It is also noted that jetskis are currently being launched from Lot 156 directly into the estuary which are disturbing mangrove flora and fauna, and putting public safety at risk. This is a significant issue already with only one house on the development.
This proposal is:
- Uncharacteristic with the low lying character of Creek St and adjoining properties.
- Inconsistent with proposed planning amendments including a 75m buffer, suburban-style lots, no/minimal fill.
- Provides no specific mosquito & biting midge assessment in respect of subject DA.
- Adverse visual impact of houses in Creek St, too close to estuary and viewing from east
PLANNING – GENERAL
DEVELOPER TRACK RECORD
This developer should not be allowed to profit from accumulated misdeeds perpetuated by both themselves and the previous owner.
Failure by successive agencies to enforce the restitution of Christies Creek estuary/tributaries has resulted in an inappropriate zoning being attributed to this site. Urban residential zoning provides for a range of types of housing within the constraints of the site. It is clear that the most appropriate form of development on this site, if there is to be any at all, is a total of 8-10 raised stump houses along the Creek Street extension between the 30 Creek Street and the current entrance to the Lot 156 site.
The current owner purchased the site in the full knowledge that it was highly constrained yet has continued to degrade the land, the estuary and the community in his own commercial interests to the detriment of every other owner.
In short, the constraints to the land in respect of “adjoining environmental zones, flooding, acid sulphate soils, flora and fauna protection, the identified visual settings, sea level rise and access” have been specifically addressed by HPDC in respect of the Lot 156 site to conclude: “As such development of the site is problematic”.
The legal support to respect these constraints exists and should be applied. In considering the constraints of the land, it is a recurring mandate in HPDC to protect and restore/re-establish where clearing and changes to the landform have occurred.

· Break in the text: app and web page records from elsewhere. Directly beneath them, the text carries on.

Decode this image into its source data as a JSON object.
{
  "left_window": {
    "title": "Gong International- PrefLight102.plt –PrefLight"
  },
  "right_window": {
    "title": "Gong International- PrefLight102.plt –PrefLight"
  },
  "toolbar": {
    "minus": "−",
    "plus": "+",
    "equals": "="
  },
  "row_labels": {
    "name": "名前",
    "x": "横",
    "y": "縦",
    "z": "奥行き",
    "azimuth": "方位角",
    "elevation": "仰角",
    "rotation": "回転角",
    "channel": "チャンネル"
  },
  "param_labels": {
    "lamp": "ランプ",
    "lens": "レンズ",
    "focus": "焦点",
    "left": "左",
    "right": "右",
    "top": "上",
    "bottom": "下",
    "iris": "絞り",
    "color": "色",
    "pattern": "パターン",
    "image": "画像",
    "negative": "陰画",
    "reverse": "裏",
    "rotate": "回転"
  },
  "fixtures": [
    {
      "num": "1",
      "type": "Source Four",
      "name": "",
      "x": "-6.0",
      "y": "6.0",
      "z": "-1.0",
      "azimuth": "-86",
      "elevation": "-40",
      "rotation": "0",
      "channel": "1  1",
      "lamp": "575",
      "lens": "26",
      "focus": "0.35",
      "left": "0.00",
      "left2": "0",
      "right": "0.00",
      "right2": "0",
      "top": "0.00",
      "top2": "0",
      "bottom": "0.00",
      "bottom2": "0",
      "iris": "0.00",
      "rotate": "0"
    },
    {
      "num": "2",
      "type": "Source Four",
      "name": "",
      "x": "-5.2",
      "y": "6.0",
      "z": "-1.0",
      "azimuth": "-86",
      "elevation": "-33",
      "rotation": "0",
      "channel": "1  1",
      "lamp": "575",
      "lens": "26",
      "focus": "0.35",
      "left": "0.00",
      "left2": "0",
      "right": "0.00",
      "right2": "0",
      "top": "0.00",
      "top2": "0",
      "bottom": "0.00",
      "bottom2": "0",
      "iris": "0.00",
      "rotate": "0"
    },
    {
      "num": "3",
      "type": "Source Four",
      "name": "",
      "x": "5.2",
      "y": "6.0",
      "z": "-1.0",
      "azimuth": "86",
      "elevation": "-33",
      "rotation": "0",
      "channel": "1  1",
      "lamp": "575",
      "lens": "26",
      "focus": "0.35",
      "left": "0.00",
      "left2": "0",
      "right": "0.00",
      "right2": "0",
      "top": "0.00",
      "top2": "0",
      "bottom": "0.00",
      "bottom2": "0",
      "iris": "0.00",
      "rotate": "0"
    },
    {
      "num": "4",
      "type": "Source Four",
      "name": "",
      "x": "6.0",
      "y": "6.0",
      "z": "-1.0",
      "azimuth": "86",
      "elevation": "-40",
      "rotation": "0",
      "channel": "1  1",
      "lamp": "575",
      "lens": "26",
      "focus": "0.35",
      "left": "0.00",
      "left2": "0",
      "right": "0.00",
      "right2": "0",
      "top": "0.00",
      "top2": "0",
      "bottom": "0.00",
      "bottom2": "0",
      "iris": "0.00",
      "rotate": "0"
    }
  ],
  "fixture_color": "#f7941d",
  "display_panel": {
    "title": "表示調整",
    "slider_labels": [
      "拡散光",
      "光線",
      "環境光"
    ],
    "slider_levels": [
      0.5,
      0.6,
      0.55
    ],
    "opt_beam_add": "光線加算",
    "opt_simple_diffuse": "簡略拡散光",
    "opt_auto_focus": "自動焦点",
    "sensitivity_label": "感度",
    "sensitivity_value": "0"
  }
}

The developer and predecessors have exacerbated flood risk through damming the Cudgera Creek estuary, and erection of the single house on the site. Photographic evidence shows clearly that the estuary is finding a new path – right through the proposed development site.
The only solution to these issues is that the original estuary must be reinstated prior to any further consideration of proposals for this site.
We also request that ALL previous submissions and petitions formerly provided to the Department of Planning by the Hastings Point Progress Association and residents, in relation to Lot 156, be reconsidered under this current submission process.
We finally note that Tweed Shire Council has a Duty of Care for existing residents which we expect to be honoured. We reserve the right to take class action if necessary.